Reproduce every record below word for word and include no pictures.

• • • • • • •

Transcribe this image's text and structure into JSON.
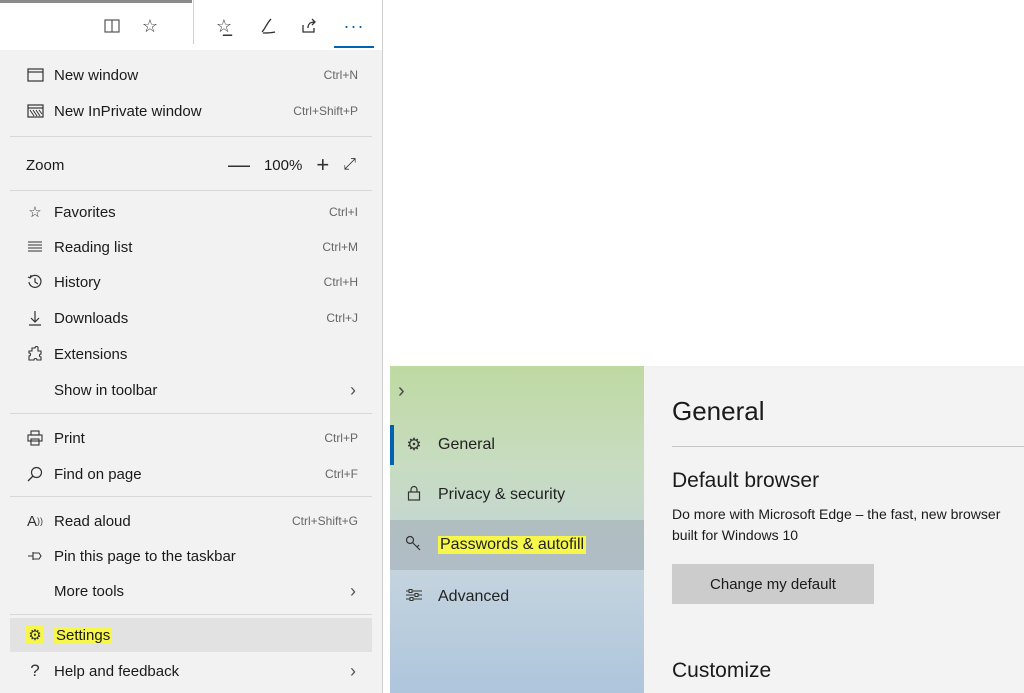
{
  "toolbar": {
    "icons": [
      "reading-view-icon",
      "favorite-star-icon",
      "favorites-list-icon",
      "pen-icon",
      "share-icon",
      "more-icon"
    ],
    "more_label": "···"
  },
  "menu": {
    "new_window": {
      "label": "New window",
      "shortcut": "Ctrl+N"
    },
    "new_inprivate": {
      "label": "New InPrivate window",
      "shortcut": "Ctrl+Shift+P"
    },
    "zoom": {
      "label": "Zoom",
      "value": "100%",
      "minus": "—",
      "plus": "+"
    },
    "favorites": {
      "label": "Favorites",
      "shortcut": "Ctrl+I"
    },
    "reading_list": {
      "label": "Reading list",
      "shortcut": "Ctrl+M"
    },
    "history": {
      "label": "History",
      "shortcut": "Ctrl+H"
    },
    "downloads": {
      "label": "Downloads",
      "shortcut": "Ctrl+J"
    },
    "extensions": {
      "label": "Extensions"
    },
    "show_in_toolbar": {
      "label": "Show in toolbar"
    },
    "print": {
      "label": "Print",
      "shortcut": "Ctrl+P"
    },
    "find_on_page": {
      "label": "Find on page",
      "shortcut": "Ctrl+F"
    },
    "read_aloud": {
      "label": "Read aloud",
      "shortcut": "Ctrl+Shift+G"
    },
    "pin_taskbar": {
      "label": "Pin this page to the taskbar"
    },
    "more_tools": {
      "label": "More tools"
    },
    "settings": {
      "label": "Settings"
    },
    "help": {
      "label": "Help and feedback"
    }
  },
  "settings_nav": {
    "items": [
      {
        "label": "General",
        "icon": "gear-icon"
      },
      {
        "label": "Privacy & security",
        "icon": "lock-icon"
      },
      {
        "label": "Passwords & autofill",
        "icon": "key-icon"
      },
      {
        "label": "Advanced",
        "icon": "sliders-icon"
      }
    ]
  },
  "settings_content": {
    "page_title": "General",
    "default_browser_title": "Default browser",
    "default_browser_desc": "Do more with Microsoft Edge – the fast, new browser built for Windows 10",
    "change_default_button": "Change my default",
    "customize_title": "Customize"
  },
  "colors": {
    "accent": "#0063b1",
    "highlight": "#f6f74a"
  }
}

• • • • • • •

RESULT BELOW:
Transcribe this image's text and structure into JSON.
{
  "toolbar": {
    "icons": [
      "reading-view-icon",
      "favorite-star-icon",
      "favorites-list-icon",
      "pen-icon",
      "share-icon",
      "more-icon"
    ],
    "more_label": "···"
  },
  "menu": {
    "new_window": {
      "label": "New window",
      "shortcut": "Ctrl+N"
    },
    "new_inprivate": {
      "label": "New InPrivate window",
      "shortcut": "Ctrl+Shift+P"
    },
    "zoom": {
      "label": "Zoom",
      "value": "100%",
      "minus": "—",
      "plus": "+"
    },
    "favorites": {
      "label": "Favorites",
      "shortcut": "Ctrl+I"
    },
    "reading_list": {
      "label": "Reading list",
      "shortcut": "Ctrl+M"
    },
    "history": {
      "label": "History",
      "shortcut": "Ctrl+H"
    },
    "downloads": {
      "label": "Downloads",
      "shortcut": "Ctrl+J"
    },
    "extensions": {
      "label": "Extensions"
    },
    "show_in_toolbar": {
      "label": "Show in toolbar"
    },
    "print": {
      "label": "Print",
      "shortcut": "Ctrl+P"
    },
    "find_on_page": {
      "label": "Find on page",
      "shortcut": "Ctrl+F"
    },
    "read_aloud": {
      "label": "Read aloud",
      "shortcut": "Ctrl+Shift+G"
    },
    "pin_taskbar": {
      "label": "Pin this page to the taskbar"
    },
    "more_tools": {
      "label": "More tools"
    },
    "settings": {
      "label": "Settings"
    },
    "help": {
      "label": "Help and feedback"
    }
  },
  "settings_nav": {
    "items": [
      {
        "label": "General",
        "icon": "gear-icon"
      },
      {
        "label": "Privacy & security",
        "icon": "lock-icon"
      },
      {
        "label": "Passwords & autofill",
        "icon": "key-icon"
      },
      {
        "label": "Advanced",
        "icon": "sliders-icon"
      }
    ]
  },
  "settings_content": {
    "page_title": "General",
    "default_browser_title": "Default browser",
    "default_browser_desc": "Do more with Microsoft Edge – the fast, new browser built for Windows 10",
    "change_default_button": "Change my default",
    "customize_title": "Customize"
  },
  "colors": {
    "accent": "#0063b1",
    "highlight": "#f6f74a"
  }
}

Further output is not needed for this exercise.